Later that night, Johnson was found alone slumped at the wheel of his car. He had been drinking.
The Office of the Inspector General also released a report last week which detailed the drink-driving incident.
The lawsuit claims Mayor Lori Lightfoot told Johnson to 'dump' Donald from his security detail and move her to a desk job
It said that the former chief consumed around 10 drinks in the downtown bar before driving a city-owned vehicle back to CPD HQ at Bronzeville to drop Donald off.
From there he headed towards his house in Bridgeport but was discovered at the intersection of 34th Place and Aberdeen, asleep behind the wheel of the SUV.
On October 15, Donald and her attorneys held a virtual press conference where they said she'd been subjected to 'sexual and emotional torture'.
They also said he 'forced' her to go with him to the bar that night.
She said she'd decided to come forward because she wants other women who may have been victims of his to come forward to.
'I am a 14 year veteran of the Chicago PD.
'My hope is that other women who are also survivors will have the courage to come forward and speak out. The stories of abuse of other cops gave me the courage to speak.
'For more than three years, I was subjected to unwanted, uninvited sexual abuse, and intimidation in a hostile environment by my boss.
'He referred to me by derogatory names and in demeaning ways.
'He referred to me as his girl. At times I was able to avoid his advances, he would tell me 'you got away this time'.
'He made it clear I had to follow his orders, which included engaging in unwanted sexual acts with him in order to keep my job.'
Cynthia Donald is suing Eddie Johnson claiming he forcibly performed oral sex on her in 2016 after having her reassigned to his security detail because he was attracted to her

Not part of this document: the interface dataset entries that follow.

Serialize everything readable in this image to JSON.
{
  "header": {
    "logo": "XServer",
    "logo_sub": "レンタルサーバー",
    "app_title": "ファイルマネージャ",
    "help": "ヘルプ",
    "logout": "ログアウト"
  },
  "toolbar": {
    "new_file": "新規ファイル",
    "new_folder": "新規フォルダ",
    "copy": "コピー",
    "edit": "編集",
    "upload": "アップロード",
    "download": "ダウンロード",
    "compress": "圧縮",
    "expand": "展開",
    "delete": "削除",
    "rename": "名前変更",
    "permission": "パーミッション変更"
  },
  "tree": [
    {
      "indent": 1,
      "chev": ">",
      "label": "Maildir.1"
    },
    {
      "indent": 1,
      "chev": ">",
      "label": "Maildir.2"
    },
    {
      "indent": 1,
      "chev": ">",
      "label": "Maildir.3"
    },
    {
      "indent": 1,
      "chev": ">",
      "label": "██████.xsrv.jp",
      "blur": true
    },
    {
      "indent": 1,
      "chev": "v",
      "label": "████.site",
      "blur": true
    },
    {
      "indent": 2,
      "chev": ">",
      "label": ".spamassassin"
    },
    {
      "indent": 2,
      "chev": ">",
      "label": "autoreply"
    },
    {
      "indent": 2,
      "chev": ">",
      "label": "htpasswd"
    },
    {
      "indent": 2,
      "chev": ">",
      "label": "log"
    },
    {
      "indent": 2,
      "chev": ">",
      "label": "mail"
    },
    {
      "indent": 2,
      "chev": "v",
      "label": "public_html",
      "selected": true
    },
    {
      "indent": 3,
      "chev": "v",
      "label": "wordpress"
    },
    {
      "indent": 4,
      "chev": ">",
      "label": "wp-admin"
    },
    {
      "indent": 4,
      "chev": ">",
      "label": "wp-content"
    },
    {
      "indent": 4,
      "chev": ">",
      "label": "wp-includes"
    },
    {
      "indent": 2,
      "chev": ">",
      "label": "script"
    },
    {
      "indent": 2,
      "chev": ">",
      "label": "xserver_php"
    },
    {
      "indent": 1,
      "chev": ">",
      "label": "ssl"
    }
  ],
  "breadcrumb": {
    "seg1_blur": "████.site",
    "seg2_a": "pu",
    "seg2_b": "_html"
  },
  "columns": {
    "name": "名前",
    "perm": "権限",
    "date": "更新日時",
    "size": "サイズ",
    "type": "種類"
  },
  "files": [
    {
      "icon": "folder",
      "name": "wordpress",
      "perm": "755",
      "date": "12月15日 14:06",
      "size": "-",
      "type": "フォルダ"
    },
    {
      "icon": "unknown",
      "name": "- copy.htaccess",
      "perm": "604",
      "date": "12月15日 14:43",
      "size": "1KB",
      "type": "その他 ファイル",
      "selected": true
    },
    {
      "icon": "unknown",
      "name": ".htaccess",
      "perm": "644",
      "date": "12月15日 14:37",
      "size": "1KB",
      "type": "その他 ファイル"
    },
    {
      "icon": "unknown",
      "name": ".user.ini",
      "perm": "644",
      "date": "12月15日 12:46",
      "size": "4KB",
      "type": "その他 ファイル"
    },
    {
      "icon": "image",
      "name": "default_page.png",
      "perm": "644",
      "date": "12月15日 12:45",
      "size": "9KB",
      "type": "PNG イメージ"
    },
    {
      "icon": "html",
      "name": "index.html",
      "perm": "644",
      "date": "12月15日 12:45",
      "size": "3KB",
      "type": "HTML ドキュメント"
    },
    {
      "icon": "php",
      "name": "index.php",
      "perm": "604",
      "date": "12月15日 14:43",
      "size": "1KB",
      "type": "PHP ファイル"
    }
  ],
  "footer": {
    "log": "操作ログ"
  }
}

The night that led to his firing, Donald's attorneys say he 'ordered' her to go with him to Ceres.
'He ordered Cynthia to come with him to a bar, which she did. Later that evening, he drove them back to HQ. She drove herself home.
'After that night, Lori Lightfoot was updated as to what happened and instead of speaking with Cynthia, she told Eddie to 'dump' Cynthia and put her in the records department at a desk job.'
Johnson has not responded to her allegations.
On Thursday, her attorneys said she never reported her allegations to the police because he ran the department.
'At no time was it consensual it was always under duress. She was always in fear that if she didn't comply she'd be terminated or demoted.
'[The] reason Cynthia did not make a formal complaint is because of the culture at CPD. It's well-documented. We identify at least another three other CPD officers. This was the highest ranking officer within CPD. This is a boss with a badge and a gun. Someone Cynthia certainly didn't feel comfortable outing to anybody in CPD or in the Mayor's office.
'We were stonewalled when we asked for records... unfortunately that's what's happening at CPD. Officers don't feel comfortable or safe reporting bad behavior,' one of her attorneys said.